▼▼▼

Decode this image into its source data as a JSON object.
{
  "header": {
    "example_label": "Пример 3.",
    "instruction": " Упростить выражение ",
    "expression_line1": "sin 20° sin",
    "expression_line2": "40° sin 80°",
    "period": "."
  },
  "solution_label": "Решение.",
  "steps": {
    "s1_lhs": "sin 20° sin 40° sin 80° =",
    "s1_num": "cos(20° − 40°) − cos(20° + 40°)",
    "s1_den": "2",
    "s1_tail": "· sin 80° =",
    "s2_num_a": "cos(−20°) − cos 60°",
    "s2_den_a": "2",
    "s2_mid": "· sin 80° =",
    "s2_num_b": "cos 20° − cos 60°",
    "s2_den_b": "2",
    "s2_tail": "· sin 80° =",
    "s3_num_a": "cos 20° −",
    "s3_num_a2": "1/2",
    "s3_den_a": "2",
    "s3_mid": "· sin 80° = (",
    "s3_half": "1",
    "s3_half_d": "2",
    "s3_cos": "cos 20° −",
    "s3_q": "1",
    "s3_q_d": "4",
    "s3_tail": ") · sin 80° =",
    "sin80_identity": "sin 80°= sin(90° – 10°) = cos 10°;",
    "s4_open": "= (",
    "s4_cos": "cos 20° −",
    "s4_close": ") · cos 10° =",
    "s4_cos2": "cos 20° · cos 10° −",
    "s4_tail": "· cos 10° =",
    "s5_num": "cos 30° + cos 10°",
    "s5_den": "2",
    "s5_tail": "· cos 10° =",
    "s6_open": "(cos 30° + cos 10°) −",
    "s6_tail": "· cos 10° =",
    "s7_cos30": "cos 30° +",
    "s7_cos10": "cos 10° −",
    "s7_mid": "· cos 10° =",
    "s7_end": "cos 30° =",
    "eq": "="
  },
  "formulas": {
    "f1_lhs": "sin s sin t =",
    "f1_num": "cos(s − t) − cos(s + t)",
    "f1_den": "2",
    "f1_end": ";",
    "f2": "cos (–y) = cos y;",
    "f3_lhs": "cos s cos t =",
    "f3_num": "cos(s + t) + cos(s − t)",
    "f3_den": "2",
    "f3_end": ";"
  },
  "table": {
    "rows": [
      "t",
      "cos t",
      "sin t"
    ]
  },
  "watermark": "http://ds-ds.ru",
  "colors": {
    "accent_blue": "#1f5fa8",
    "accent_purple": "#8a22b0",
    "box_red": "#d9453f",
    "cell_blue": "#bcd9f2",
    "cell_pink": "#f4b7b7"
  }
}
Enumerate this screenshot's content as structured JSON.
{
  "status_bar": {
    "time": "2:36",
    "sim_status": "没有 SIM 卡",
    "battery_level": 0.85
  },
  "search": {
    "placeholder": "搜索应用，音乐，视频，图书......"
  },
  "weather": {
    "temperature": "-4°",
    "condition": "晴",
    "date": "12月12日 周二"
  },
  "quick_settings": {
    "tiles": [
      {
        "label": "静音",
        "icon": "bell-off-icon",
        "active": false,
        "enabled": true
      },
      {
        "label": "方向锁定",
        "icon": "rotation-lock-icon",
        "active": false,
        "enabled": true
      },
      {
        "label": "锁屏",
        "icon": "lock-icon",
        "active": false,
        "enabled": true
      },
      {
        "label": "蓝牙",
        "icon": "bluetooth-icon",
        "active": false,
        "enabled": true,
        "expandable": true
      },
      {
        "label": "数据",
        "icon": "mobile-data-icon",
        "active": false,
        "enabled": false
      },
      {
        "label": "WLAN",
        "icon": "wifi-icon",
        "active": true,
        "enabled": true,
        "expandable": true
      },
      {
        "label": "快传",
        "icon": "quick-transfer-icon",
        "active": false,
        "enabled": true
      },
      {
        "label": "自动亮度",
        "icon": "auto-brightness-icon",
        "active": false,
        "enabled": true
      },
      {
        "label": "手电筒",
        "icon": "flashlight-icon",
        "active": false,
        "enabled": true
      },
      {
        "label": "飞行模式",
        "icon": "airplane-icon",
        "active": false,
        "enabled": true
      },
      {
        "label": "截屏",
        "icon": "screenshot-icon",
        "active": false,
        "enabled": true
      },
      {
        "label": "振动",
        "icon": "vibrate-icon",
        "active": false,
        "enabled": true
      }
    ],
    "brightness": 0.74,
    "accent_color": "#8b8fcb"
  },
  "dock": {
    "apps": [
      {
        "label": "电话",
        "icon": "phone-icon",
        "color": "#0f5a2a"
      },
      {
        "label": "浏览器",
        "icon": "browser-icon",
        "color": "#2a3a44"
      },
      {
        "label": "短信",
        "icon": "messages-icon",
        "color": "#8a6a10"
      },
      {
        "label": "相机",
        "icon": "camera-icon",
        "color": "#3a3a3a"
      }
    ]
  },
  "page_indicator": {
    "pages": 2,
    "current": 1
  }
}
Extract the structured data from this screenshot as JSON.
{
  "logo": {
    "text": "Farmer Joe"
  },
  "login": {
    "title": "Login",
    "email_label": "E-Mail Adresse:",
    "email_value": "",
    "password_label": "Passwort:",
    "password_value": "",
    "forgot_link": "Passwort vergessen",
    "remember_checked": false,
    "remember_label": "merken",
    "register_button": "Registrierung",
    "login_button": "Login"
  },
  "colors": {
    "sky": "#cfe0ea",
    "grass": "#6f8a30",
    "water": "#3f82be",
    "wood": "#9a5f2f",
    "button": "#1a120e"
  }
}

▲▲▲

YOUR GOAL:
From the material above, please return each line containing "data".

SOLUTION TO THE EXERCISE:
Decode this image into its source data as a JSON object.
        "icon": "mobile-data-icon",
Extract the structured data from this screenshot as JSON.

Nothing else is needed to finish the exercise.